See the guy you’re sharing with? He’s probably the strongest driver in your team. You saw how he was doing at St Pete until his tyre decided to explode and at Long Beach he was still one of the stand out Chevy cars in a race dominated by Honda.
And you’re not even giving him a ride for Indy…
4: Sexist, Two Legged Kind
Come on Robin Miller, you’re suppose to be a respected IndyCar pundit and journalist. You must be able to see how the series has changed since you first got involved all those years ago.
There have been female fans since it began, though I’m sure you’ve only ever noticed the women that were there for you salavate over (this doesn’t include the partners of the drivers by the way). There’s women involved in every part of the series now, you even work alongside some of them.

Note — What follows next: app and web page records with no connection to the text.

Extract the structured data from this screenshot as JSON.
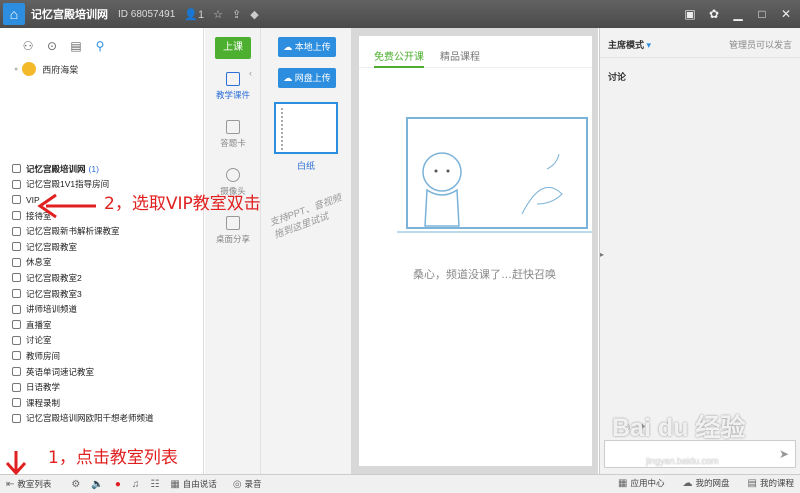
{
  "titlebar": {
    "title": "记忆宫殿培训网",
    "id": "ID 68057491",
    "user_count": "1"
  },
  "left": {
    "user_name": "西府海棠",
    "rooms": [
      {
        "label": "记忆宫殿培训网",
        "count": "(1)",
        "bold": true
      },
      {
        "label": "记忆宫殿1V1指导房间"
      },
      {
        "label": "VIP"
      },
      {
        "label": "接待室"
      },
      {
        "label": "记忆宫殿新书解析课教室"
      },
      {
        "label": "记忆宫殿教室"
      },
      {
        "label": "休息室"
      },
      {
        "label": "记忆宫殿教室2"
      },
      {
        "label": "记忆宫殿教室3"
      },
      {
        "label": "讲师培训频道"
      },
      {
        "label": "直播室"
      },
      {
        "label": "讨论室"
      },
      {
        "label": "教师房间"
      },
      {
        "label": "英语单词速记教室"
      },
      {
        "label": "日语教学"
      },
      {
        "label": "课程录制"
      },
      {
        "label": "记忆宫殿培训网欧阳千想老师频道"
      }
    ]
  },
  "toolbar": {
    "start_class": "上课",
    "courseware": "教学课件",
    "answer_card": "答题卡",
    "camera": "摄像头",
    "desktop_share": "桌面分享"
  },
  "files": {
    "local_upload": "本地上传",
    "cloud_upload": "网盘上传",
    "whiteboard": "白纸",
    "hint": "支持PPT、音视频拖到这里试试"
  },
  "content": {
    "tab_free": "免费公开课",
    "tab_premium": "精品课程",
    "empty_text": "桑心，频道没课了…赶快召唤"
  },
  "right": {
    "mode": "主席模式",
    "speak_note": "管理员可以发言",
    "discuss": "讨论"
  },
  "bottom": {
    "room_list": "教室列表",
    "free_talk": "自由说话",
    "record": "录音",
    "app_center": "应用中心",
    "my_cloud": "我的网盘",
    "my_courses": "我的课程"
  },
  "annotations": {
    "step1": "1，点击教室列表",
    "step2": "2，选取VIP教室双击"
  },
  "watermark": {
    "main": "Bai du 经验",
    "sub": "jingyan.baidu.com"
  },
  "colors": {
    "accent": "#2d8ee0",
    "green": "#4caf2f",
    "annotation": "#e02020"
  }
}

So why oh why did you think that people wouldn’t be annoyed or frustrated when you decided that a segment on Loki the Wolf-Dog would be the perfect moment for you to have a go at the appearance of women that have been with drivers?
You’re sixty seven years old, grow up.
5: The Strangest Hint to an Announcement Ever
It’s not easy being an Andretti Autosport fan. It’s the big three team that I’m pretty sure is only called that now because, for the longest time, it was the biggest team in the series. It’s nice when they do well, especially at Indy, but sometimes I just wait for that moment it doesn’t just go wrong, it goes wrong wrong. Long Beach was one of those races. First it was Marco, sitting in the drive off area trying to get his throttle back and restart his engine before giving up a few laps later. That was okay, it’s Marco Andretti and he was running midfield at the time. Beside, as his fan, I’m use to this. Then it was Alex Rossi, from the front pack and sniffing at a potential win, with pretty much the same problem as Marco. Sharp intake of breath as I’m sure I hear a friend’s cry of angst from across the pond.
But it’s not over.
There’s a brief glimpse of Takuma Sato slows down, the same issue again and I can only look, hoping that it doesn’t affect Ryan Hunter-Reay but it does. Of course it does because it’s Andretti Autosport and no team can do team mechanical failure like them apart from McLaren over in F1. It’s McAndretti now, I’m sure you heard the jokes in the podcast.
Then its announced that Fernando Alonso of McLaren will be in the Indy 500 over Monaco in McLaren ran through the Andretti Autosport team something that had been finalized on Saturday. All I can do now and sit back and wonder if we’ve just witnessed one of the most bizarre hints to a team-up in the history of motorsport.